▶ [Your goal]:
Within the records below is a range that opens at the line with "What data populates" and closes at the line with "Serialize everything readable". Return that range word for word, both ends included, and only that range.

##### The records

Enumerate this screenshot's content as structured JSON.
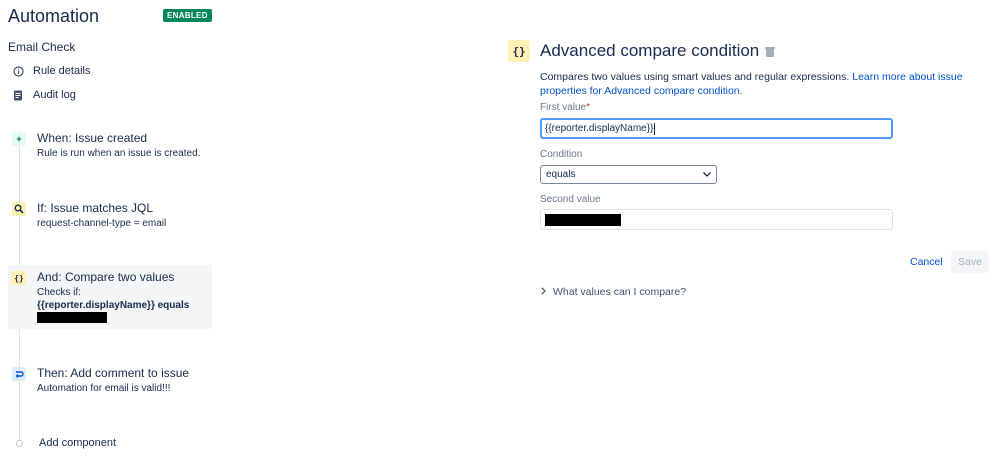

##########
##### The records

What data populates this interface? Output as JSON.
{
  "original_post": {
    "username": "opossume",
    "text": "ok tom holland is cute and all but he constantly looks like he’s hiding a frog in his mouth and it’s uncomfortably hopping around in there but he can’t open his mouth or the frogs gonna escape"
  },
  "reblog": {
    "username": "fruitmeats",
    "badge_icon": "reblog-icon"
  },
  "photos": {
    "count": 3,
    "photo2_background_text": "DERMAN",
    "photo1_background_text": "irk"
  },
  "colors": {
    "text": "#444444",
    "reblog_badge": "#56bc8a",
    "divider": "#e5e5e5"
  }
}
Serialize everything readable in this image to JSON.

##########

▶ [Solved exercise]:
What data populates this interface? Output as JSON.
{
  "original_post": {
    "username": "opossume",
    "text": "ok tom holland is cute and all but he constantly looks like he’s hiding a frog in his mouth and it’s uncomfortably hopping around in there but he can’t open his mouth or the frogs gonna escape"
  },
  "reblog": {
    "username": "fruitmeats",
    "badge_icon": "reblog-icon"
  },
  "photos": {
    "count": 3,
    "photo2_background_text": "DERMAN",
    "photo1_background_text": "irk"
  },
  "colors": {
    "text": "#444444",
    "reblog_badge": "#56bc8a",
    "divider": "#e5e5e5"
  }
}
Serialize everything readable in this image to JSON.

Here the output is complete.